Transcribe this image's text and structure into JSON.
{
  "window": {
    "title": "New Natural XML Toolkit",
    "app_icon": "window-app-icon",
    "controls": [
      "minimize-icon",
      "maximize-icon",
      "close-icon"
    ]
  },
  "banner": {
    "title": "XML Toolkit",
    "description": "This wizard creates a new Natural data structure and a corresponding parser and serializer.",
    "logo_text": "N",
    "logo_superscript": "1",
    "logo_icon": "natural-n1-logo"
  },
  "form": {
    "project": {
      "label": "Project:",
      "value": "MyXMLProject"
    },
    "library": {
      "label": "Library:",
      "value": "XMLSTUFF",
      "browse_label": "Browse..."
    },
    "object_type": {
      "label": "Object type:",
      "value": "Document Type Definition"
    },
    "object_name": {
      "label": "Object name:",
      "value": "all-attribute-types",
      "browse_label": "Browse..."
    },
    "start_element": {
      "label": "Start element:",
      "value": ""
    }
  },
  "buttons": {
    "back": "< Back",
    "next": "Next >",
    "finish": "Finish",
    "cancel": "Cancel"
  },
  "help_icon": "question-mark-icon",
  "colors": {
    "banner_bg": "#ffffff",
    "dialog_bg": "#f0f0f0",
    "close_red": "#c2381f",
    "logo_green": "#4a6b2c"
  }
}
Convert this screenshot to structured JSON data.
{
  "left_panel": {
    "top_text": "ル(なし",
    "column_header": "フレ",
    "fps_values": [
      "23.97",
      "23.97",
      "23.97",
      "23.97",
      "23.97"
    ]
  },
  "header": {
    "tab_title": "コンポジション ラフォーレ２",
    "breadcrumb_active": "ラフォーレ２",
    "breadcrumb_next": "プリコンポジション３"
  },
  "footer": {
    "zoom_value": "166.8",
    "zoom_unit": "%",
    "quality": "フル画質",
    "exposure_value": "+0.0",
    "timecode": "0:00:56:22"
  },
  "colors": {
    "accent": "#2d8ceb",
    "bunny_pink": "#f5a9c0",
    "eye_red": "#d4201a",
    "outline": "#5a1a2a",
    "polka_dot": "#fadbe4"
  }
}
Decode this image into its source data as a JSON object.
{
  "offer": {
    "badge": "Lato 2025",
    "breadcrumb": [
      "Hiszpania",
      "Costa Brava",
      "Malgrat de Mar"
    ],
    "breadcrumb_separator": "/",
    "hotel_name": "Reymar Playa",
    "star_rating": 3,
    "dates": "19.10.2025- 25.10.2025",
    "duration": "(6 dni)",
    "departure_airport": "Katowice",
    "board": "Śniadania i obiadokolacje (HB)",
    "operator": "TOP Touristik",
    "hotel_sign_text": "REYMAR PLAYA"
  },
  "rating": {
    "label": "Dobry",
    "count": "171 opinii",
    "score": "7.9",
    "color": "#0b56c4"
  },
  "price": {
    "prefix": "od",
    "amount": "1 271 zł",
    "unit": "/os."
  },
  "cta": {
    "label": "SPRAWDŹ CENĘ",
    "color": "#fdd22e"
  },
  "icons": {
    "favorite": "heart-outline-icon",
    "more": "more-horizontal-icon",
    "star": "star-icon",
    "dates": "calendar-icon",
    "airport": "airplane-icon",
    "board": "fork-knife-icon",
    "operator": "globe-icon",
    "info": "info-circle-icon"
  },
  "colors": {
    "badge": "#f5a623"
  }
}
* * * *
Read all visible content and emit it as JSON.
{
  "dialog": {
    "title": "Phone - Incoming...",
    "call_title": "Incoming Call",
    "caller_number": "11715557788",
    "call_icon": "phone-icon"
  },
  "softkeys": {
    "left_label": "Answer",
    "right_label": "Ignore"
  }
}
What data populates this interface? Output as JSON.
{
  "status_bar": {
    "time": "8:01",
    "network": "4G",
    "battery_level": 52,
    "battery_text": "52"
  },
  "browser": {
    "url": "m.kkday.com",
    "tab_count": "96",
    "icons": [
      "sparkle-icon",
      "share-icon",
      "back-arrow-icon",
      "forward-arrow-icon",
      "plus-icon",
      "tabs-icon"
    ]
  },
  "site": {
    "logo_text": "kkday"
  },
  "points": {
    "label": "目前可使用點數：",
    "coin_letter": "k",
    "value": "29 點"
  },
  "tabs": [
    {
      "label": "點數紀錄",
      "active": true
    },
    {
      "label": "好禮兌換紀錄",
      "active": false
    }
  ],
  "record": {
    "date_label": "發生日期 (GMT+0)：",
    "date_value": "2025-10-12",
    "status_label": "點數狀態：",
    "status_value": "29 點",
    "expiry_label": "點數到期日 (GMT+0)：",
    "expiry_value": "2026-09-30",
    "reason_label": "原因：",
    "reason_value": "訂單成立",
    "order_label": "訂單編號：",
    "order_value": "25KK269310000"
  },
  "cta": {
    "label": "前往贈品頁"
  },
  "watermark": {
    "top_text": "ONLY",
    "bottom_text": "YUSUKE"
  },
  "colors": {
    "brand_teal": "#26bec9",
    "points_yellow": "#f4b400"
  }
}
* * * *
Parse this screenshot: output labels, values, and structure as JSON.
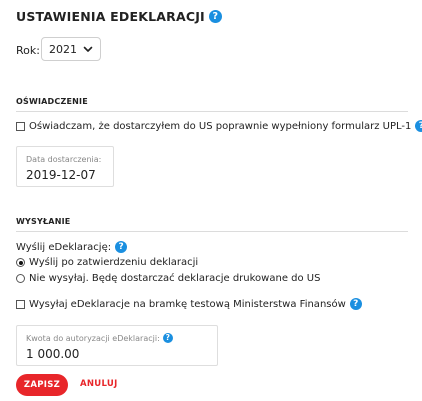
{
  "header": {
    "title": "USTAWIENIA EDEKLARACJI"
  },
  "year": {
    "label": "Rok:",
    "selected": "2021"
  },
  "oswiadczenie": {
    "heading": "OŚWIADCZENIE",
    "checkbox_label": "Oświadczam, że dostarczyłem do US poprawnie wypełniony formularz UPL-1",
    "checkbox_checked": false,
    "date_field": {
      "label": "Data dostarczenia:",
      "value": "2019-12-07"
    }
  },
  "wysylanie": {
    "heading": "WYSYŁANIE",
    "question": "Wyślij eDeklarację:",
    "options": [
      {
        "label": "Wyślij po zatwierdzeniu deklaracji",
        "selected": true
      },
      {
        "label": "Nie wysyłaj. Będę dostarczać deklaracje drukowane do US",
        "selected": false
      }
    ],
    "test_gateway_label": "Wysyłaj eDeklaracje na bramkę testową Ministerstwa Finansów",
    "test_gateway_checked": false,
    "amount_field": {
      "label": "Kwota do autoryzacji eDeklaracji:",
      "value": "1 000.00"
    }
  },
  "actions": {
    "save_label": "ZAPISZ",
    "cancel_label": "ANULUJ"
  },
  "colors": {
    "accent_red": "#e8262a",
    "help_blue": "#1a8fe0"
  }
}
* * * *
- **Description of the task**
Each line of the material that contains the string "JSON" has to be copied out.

- **Answer to this task**
Transcribe this image's text and structure into JSON.
Convert this screenshot to structured JSON data.
Decode this image into its source data as a JSON object.
Read all visible content and emit it as JSON.
What data populates this interface? Output as JSON.
Parse this screenshot: output labels, values, and structure as JSON.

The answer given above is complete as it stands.